> Information supplied
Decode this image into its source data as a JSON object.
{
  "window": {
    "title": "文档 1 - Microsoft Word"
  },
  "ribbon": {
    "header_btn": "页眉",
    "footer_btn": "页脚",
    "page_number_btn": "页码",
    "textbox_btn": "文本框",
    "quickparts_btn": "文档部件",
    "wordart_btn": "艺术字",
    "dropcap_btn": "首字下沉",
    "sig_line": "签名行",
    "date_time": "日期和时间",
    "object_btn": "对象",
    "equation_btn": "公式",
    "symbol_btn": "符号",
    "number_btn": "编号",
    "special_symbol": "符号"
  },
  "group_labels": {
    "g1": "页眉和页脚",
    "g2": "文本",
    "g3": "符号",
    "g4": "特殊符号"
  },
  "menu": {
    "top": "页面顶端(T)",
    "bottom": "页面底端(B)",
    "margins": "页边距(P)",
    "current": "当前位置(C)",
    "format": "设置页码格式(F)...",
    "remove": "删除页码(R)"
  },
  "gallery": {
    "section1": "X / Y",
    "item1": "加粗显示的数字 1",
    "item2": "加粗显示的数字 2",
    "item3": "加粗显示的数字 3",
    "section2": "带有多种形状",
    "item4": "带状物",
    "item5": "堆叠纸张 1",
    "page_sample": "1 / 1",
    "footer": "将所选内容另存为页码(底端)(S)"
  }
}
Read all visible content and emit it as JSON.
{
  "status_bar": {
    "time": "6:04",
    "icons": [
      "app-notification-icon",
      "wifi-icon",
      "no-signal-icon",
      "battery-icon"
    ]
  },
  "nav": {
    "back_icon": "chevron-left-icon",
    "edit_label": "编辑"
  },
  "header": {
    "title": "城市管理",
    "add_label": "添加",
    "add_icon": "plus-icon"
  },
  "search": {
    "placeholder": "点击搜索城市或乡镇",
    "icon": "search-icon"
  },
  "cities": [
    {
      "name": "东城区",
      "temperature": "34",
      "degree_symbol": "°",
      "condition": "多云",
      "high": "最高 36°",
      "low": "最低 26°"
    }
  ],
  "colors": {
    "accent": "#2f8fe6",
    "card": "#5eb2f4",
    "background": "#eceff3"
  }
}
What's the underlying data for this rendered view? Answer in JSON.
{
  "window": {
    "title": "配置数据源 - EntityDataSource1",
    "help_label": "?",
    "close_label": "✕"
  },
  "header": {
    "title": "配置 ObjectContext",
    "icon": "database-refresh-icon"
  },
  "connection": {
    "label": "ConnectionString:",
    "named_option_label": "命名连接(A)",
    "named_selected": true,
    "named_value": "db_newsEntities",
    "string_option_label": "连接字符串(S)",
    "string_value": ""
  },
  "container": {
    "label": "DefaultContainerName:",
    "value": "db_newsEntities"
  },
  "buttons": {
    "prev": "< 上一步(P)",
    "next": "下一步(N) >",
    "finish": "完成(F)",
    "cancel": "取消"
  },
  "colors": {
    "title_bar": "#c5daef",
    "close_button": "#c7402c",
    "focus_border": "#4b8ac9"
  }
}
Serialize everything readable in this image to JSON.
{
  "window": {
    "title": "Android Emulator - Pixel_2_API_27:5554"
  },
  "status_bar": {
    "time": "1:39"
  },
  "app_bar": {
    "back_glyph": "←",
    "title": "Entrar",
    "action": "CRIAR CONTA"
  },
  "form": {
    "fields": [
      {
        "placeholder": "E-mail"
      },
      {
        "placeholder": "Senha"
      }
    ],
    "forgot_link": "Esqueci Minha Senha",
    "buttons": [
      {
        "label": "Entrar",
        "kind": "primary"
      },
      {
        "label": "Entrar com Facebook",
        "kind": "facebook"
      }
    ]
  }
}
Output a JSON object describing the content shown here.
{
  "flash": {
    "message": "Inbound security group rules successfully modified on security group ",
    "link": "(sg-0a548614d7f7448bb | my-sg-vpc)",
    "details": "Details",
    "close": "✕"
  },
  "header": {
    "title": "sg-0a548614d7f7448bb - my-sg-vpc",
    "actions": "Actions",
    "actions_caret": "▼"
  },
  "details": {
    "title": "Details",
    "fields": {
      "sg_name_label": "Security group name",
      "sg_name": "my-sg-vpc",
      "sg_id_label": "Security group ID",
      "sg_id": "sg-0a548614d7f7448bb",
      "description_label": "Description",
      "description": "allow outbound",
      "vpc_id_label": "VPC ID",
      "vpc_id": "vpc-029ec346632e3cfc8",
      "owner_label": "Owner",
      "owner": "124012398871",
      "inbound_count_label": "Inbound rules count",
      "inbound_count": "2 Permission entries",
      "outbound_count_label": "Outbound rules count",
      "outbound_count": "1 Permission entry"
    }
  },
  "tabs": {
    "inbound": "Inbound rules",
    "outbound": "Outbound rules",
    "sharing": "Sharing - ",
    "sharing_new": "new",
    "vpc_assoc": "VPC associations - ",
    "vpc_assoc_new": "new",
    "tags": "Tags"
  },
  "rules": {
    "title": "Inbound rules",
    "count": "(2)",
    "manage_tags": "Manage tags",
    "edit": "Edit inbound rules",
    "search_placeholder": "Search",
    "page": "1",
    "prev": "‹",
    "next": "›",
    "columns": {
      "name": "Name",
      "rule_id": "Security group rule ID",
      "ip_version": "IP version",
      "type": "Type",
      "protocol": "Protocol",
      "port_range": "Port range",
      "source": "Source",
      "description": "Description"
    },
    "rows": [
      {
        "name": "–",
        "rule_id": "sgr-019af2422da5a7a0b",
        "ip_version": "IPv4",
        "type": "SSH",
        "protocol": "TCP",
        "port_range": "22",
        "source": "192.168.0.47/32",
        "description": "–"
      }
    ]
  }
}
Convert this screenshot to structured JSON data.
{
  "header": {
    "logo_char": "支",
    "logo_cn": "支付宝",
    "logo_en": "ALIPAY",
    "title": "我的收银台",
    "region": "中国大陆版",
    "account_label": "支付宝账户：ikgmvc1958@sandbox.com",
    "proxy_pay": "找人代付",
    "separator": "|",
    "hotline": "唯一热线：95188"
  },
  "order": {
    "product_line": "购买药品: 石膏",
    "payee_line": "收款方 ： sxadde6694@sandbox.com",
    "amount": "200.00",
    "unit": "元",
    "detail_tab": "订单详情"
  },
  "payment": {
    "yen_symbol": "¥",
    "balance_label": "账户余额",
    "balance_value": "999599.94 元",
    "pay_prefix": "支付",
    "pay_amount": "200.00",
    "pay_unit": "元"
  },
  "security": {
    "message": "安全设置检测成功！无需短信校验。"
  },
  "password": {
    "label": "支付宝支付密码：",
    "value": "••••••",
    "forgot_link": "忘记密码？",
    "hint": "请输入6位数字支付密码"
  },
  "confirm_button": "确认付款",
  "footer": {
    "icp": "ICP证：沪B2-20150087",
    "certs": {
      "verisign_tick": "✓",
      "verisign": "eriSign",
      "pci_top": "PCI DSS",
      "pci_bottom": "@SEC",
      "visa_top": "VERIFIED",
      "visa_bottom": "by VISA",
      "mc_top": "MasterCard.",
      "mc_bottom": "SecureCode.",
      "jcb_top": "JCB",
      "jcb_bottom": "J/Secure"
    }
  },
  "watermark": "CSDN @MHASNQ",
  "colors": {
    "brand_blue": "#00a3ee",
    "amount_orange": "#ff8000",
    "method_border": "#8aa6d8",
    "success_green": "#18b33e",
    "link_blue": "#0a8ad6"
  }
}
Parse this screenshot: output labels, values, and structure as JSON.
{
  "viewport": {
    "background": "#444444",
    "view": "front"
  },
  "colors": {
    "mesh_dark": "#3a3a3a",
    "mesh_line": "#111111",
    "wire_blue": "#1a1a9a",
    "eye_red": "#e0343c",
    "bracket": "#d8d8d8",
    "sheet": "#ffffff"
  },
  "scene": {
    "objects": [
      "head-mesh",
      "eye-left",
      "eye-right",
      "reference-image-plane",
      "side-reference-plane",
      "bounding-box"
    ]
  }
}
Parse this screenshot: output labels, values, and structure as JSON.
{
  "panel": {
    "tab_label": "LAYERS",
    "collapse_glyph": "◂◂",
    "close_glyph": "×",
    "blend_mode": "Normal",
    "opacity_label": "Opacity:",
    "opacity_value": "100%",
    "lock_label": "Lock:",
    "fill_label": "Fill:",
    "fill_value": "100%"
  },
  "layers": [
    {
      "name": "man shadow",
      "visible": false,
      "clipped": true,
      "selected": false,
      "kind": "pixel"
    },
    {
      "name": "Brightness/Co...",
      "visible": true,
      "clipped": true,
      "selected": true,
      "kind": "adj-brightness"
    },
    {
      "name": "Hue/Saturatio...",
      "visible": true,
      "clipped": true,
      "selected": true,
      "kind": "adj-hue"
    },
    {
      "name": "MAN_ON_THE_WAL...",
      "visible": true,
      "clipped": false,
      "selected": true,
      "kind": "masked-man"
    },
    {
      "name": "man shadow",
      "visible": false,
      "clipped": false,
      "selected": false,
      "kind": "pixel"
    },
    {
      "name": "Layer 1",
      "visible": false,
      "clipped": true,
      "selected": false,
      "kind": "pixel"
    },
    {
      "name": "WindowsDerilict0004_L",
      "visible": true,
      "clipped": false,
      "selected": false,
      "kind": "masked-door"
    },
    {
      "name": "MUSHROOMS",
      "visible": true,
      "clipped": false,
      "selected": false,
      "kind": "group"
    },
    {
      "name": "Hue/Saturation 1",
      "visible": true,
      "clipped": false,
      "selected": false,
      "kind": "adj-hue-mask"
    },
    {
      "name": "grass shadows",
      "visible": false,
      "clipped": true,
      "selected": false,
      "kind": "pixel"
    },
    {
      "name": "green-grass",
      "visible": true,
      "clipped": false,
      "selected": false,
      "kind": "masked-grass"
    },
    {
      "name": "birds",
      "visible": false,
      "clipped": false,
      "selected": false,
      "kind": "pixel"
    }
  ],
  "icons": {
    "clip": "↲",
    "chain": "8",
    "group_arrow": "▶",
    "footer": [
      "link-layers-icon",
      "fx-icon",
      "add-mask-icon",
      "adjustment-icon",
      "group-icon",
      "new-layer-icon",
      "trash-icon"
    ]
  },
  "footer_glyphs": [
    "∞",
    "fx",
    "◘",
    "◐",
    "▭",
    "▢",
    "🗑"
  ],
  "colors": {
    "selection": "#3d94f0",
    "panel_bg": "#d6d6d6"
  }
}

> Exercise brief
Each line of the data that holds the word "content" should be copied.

> Finished task
Read all visible content and emit it as JSON.
Output a JSON object describing the content shown here.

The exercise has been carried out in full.